Wednesday, October 12, 2011

Problem solving

Introduction:  Couldn't find an image of fog on a street?  Arad to Bucharest?  This example is straight out of the text.  It would be better to give a different example, so the student can see two examples instead of the same one twice.

What is a problem:  text getting a little cramped there.  How is this better than a power point slide?

Tree Search:  There are numbers on the edges, we know they are distances, so why are the lengths just # of hops?  Needs more discussion, especially with breadth first search-  You say it's shortest first, but in the algorithm you ignore the path cost- why?.  Wait, did we just re-write the tree search algorithm on the page to make it more cramped?  "The reason we keep track of the explored state..."  we just covered that and you argued that in tree search it is a natural way of looking at the problem to allow duplicates, but now you're saying we prune them out?  Which is it?

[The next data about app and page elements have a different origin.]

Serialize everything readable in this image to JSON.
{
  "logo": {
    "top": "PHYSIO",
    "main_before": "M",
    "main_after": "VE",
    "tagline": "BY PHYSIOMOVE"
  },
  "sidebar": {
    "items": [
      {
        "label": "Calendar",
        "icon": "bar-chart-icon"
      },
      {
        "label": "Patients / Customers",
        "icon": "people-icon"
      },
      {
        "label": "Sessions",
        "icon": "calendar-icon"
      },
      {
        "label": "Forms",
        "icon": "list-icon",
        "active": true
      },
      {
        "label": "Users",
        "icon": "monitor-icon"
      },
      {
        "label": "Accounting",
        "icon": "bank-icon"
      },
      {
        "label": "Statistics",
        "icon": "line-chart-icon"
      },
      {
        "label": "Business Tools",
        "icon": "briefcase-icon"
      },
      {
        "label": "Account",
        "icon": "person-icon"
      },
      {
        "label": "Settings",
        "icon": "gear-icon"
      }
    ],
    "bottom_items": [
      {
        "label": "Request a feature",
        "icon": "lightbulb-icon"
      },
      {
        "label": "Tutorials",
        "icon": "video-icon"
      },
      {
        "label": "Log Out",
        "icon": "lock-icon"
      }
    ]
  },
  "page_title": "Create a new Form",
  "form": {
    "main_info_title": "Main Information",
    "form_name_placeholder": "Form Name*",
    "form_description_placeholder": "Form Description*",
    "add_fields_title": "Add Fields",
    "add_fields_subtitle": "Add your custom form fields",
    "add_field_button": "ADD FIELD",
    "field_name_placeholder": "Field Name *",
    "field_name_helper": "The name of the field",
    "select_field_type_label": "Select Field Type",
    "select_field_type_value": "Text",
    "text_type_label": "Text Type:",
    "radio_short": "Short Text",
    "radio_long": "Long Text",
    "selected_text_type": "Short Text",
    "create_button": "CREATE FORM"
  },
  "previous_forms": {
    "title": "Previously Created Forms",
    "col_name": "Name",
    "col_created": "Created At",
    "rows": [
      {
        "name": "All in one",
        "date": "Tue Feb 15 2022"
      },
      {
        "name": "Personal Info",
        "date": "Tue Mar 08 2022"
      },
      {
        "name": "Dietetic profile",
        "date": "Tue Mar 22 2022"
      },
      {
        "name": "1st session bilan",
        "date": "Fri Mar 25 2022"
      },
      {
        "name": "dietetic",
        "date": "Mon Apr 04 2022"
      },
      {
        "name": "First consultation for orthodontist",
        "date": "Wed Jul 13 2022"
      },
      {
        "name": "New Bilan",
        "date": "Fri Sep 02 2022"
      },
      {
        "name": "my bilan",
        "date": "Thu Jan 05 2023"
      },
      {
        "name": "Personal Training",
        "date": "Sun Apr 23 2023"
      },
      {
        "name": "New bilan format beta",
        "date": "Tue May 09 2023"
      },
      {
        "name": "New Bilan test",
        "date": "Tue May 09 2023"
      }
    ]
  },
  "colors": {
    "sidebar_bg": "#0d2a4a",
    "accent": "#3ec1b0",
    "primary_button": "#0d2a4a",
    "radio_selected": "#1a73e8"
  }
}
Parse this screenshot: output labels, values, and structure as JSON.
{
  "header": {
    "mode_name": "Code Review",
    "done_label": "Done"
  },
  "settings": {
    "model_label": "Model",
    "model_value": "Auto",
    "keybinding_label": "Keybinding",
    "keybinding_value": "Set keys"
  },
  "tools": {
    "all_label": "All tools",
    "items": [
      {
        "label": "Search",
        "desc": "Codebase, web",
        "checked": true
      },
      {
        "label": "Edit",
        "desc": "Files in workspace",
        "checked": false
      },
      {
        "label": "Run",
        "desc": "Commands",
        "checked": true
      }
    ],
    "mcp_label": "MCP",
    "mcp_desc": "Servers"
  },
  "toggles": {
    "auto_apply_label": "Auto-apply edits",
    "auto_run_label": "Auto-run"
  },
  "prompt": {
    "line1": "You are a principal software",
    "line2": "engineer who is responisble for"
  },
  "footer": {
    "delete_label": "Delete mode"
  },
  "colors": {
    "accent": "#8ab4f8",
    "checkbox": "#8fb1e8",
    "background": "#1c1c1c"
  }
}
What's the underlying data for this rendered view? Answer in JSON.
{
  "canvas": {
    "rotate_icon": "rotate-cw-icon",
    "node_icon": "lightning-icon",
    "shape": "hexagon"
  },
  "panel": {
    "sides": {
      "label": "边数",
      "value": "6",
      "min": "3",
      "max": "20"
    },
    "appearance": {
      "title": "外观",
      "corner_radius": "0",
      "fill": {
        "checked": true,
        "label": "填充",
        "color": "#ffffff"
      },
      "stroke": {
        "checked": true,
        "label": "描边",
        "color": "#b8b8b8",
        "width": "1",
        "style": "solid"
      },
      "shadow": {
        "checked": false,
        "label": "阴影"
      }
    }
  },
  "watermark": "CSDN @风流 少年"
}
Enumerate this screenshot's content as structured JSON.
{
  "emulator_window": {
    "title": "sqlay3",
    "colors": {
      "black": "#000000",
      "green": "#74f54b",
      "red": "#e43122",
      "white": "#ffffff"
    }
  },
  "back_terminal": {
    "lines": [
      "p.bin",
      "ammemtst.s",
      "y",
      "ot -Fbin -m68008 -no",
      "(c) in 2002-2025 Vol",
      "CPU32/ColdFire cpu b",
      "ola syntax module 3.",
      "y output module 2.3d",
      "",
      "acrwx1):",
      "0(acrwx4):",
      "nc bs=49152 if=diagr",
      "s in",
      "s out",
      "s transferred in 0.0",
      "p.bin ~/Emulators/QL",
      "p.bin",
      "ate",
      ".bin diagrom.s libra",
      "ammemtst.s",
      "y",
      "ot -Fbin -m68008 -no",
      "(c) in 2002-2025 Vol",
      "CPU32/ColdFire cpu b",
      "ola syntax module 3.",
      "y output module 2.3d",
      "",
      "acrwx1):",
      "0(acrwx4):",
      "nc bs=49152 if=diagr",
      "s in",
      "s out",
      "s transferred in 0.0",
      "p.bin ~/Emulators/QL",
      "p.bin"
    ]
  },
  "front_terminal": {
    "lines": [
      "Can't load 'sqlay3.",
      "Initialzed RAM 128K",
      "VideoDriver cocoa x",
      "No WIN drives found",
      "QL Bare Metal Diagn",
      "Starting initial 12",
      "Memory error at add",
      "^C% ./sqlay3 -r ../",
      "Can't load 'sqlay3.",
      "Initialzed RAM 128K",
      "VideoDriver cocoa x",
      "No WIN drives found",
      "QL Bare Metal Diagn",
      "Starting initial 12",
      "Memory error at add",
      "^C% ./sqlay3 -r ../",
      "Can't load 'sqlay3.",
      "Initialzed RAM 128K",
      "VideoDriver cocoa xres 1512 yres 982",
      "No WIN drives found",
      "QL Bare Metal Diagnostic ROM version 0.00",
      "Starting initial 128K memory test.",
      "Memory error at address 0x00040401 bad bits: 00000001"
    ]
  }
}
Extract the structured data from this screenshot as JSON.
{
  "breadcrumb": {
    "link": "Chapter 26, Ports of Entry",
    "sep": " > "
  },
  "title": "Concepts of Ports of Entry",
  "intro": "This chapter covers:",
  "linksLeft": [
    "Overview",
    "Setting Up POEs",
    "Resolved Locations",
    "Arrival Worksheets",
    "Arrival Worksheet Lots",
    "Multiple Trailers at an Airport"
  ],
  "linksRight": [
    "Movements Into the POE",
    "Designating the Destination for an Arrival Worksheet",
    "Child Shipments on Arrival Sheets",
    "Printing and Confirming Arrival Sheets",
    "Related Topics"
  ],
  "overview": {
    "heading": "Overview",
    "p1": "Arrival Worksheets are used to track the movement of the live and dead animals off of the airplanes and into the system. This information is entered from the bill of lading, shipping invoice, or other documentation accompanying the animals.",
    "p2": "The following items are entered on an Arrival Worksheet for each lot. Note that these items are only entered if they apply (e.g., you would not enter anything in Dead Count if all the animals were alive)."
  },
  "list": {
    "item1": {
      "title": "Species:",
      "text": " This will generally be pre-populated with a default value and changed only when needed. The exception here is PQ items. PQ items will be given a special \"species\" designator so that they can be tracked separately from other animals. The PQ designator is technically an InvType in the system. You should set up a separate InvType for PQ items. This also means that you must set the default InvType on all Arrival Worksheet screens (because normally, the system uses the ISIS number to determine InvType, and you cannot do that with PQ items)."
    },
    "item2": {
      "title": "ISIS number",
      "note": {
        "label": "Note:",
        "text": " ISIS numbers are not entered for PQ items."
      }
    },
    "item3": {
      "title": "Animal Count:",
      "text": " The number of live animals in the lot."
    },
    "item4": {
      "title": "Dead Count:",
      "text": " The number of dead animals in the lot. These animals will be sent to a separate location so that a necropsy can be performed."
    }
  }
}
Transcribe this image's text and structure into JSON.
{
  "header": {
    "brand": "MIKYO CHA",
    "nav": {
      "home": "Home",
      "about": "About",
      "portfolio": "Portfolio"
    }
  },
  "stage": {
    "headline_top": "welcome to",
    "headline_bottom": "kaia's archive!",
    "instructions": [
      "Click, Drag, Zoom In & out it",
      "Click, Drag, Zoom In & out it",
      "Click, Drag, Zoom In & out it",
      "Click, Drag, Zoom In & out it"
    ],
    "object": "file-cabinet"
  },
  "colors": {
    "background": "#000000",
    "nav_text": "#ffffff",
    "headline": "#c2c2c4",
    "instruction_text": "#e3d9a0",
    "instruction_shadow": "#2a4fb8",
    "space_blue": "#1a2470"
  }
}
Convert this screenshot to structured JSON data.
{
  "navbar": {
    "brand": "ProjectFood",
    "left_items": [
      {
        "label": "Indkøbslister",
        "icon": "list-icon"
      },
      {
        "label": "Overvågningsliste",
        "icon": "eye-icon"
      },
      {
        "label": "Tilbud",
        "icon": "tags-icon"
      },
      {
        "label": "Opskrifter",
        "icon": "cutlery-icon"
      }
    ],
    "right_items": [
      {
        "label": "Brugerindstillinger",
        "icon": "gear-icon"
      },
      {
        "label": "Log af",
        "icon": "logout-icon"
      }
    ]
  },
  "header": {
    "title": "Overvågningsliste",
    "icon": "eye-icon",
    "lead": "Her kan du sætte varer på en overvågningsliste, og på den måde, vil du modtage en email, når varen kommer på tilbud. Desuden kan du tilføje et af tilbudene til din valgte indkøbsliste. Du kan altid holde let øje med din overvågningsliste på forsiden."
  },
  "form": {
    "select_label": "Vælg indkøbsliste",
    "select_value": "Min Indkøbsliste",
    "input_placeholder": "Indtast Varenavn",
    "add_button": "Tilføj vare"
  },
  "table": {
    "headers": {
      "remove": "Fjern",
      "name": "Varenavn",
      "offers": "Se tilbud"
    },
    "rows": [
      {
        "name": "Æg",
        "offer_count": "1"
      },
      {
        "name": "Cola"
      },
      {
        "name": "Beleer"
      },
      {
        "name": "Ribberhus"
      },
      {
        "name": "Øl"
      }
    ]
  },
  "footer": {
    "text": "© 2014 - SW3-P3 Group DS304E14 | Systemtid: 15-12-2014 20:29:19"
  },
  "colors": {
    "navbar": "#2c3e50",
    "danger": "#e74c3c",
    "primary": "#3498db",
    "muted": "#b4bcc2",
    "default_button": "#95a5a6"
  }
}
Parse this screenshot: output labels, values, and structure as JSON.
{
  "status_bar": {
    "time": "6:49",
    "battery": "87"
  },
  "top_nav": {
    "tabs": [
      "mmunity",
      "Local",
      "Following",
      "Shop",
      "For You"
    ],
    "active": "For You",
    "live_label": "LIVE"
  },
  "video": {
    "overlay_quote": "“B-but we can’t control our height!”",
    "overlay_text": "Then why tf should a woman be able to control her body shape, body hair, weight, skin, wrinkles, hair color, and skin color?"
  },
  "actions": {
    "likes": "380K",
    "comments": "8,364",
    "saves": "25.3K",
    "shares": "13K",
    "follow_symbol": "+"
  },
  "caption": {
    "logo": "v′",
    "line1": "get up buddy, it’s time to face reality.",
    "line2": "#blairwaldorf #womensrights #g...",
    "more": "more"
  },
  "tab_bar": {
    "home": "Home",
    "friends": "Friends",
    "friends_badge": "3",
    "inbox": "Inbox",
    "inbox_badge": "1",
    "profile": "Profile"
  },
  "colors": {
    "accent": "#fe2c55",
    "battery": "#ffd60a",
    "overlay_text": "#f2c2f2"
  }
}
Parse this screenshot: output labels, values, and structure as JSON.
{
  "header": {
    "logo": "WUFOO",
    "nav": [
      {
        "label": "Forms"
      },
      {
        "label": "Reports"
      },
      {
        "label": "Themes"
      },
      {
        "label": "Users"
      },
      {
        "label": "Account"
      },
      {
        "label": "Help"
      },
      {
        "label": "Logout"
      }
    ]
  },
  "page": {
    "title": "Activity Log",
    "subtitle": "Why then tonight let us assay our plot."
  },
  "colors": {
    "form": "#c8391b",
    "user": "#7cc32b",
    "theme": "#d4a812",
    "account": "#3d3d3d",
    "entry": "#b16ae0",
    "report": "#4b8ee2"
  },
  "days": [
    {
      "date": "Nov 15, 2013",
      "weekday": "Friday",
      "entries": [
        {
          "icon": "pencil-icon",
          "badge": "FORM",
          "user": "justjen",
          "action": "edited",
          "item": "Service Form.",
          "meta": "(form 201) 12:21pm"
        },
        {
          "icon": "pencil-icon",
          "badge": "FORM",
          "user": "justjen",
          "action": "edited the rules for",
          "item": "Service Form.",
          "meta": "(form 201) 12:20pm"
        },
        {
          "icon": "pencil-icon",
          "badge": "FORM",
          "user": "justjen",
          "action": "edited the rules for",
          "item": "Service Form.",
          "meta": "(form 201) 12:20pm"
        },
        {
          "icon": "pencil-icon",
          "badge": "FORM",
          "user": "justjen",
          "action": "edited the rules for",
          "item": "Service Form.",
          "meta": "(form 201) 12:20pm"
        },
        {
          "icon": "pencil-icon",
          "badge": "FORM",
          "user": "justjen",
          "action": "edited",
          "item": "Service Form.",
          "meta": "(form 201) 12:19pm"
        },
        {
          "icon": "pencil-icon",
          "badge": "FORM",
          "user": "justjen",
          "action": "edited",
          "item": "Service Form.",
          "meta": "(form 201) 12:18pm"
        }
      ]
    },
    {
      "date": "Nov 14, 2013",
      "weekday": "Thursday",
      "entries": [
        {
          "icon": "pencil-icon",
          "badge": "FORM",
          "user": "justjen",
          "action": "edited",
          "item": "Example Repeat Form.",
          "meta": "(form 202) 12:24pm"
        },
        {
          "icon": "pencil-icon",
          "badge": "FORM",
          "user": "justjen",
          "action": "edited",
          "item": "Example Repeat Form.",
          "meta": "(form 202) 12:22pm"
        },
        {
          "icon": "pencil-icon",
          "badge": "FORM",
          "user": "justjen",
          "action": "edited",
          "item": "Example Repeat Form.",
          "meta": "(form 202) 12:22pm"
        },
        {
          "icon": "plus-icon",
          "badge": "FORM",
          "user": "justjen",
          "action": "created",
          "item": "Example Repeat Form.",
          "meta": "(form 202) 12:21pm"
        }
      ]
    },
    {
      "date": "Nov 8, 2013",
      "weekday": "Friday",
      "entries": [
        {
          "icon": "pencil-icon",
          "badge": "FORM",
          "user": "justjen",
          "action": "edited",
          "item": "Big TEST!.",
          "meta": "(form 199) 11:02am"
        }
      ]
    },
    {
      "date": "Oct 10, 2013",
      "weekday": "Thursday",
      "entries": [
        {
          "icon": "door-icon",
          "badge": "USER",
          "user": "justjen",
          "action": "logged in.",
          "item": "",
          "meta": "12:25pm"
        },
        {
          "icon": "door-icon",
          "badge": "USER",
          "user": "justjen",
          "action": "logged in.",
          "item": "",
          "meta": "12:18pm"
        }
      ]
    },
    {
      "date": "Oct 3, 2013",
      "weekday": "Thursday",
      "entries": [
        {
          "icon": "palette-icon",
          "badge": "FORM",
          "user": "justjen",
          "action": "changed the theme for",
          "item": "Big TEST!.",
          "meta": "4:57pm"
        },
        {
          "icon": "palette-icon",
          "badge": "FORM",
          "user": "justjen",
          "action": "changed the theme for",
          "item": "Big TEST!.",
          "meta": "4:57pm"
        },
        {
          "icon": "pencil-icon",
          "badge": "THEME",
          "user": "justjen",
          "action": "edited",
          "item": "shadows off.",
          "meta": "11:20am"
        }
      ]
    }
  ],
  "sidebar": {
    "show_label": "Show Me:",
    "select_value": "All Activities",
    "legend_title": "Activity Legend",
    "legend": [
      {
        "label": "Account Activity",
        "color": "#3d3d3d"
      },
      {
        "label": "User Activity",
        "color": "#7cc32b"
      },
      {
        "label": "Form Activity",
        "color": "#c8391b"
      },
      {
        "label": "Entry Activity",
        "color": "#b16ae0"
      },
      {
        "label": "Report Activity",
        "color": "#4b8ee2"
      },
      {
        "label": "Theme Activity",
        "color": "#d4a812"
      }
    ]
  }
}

Graph Search: This whole transition from tree to graph was really awkward. 

Say wouldn't it be great if I could see the code as you walk through the algorithm? Also would be helpful when I'm trying to answer the quiz questions.  Still haven't discussed the difference between path length and path cost.

Is unit 11 broken?  I can only play half of it.

Is he playing with candy wrappers? 

Uniform cost: woah he just totally missed the discussion of whether to add Oradea from Sibiu. That's important.  Omitting it is a flat out error.

Search Comparison:  He said I was supposed to fill in the numbers of node expansion order, but I never got a chance to do so.  Wait, we're looking at the node expansion order of DFS w/o first looking at what the algorithm is?

More on Uniform Cost:  I like this.  The topological map model of how the search expands was a nice explanation for greedy best first search.

A*: no proof of optimality, just a hand wave?  Ooops, I made an arithmetic error on the quiz :-(

Peter needs a better 15 puzzle toy.  Those tiles don't move very well.

So, how would you relax the problem in the path finding problem?  how could the program get those numbers?  The argument that we can automatically generate heuristics only works in the sliding tile puzzle.


  1. It feels like you are being overly critical. What's your goal here? Since it's certainly not constructive.

    "Peter needs a better 15 puzzle toy"

    I mean, seriously, why don't you just insult his haircut and call his mother a whore and be done with it?

  2. I agree ... give them a chance. Yes, the questions are ambiguous, but perhaps they'll listen and clarify more in future, perhaps with some kind of formal spec for each question. Your blog is good, and voices the frustrations many people have ... cheers.

  3. It seems to me the whole point of this blog is to be harshly critical. Obviously staying as professional / constructive as possible is the ideal, but there is no necessity for it. We all know and accept that we haven't paid anything to have access to this class and that we are guinea pigs for a new thing, but time is money and we expect a certain standard from Stanford and the highly acclaimed professors. Speaking out, sometimes vehemently is the best way to promote improvement.

    I'm glad I'm not the only one who was wondering about the candy wrapper sound.

    As someone who has already taken this course with this text, I've found the explanations, teaching, and especially in video quizzing pretty weak. But I'm hopeful for improvements as they get a hang of things.

  4. Yes, it's true, this is free, but our time has a cost too, we are investing our time (and hence money) in this course because it was promoted by a prestigious university like Stanford.

    And please, we shouldn't be so ingenuous, this course is not free just for charity, do you really think Stanford is not befited from this? is a huge promotion for them, even the teachers are selling thousands of books thanks to this course.
    And it's nothing wrong with that, but at least please raise the level !

    Even more, this could be very counter productive for them if they continue in this way, I wouldn't pay a lot of money for studing in Stanford with classes like these.
    In my country the education is public and free, and even here we have a higher level.

    Anyway, I agree that you (the author of this blog) should put your corrections, don't make it only critical.

  5. Hi I'm doing this curse to learn a lot of things and like you I've got some points I'm not comfortable with but in general I think it's great to get knowledsge for deeper investigation. But probably you can produce such a course too. Or post a recording of your lessons on youtube. Probably your students and of course the whole world will profit from it. If you're doing so, please give me a mail, I'm very interested.

    Thanks a lot for your comments and keep blogging, but a little less critical and a bit more constructive.

  6. The point of this blog is to truly live-blog the videos. I just write what I'm thinking as I watch. My comments have been overwhelmingly negative because I have been greatly disappointed. I am disinclined to cut them much slack for the following reasons:

    1) These are very smart, very experienced people with world-wide reputations, one of whom (Peter Norvig) has demonstrated that he can generate careful and clear instruction in several books.

    2) They and Stanford played the PR of this out as much as they possibly could. By doing so, they asked for careful scrutiny.

    3) This really is an opportunity to try a novel educational model that only a few have the resources for. They have an obligation to do the best job possible.

    I will however endeavor to be more constructive as well.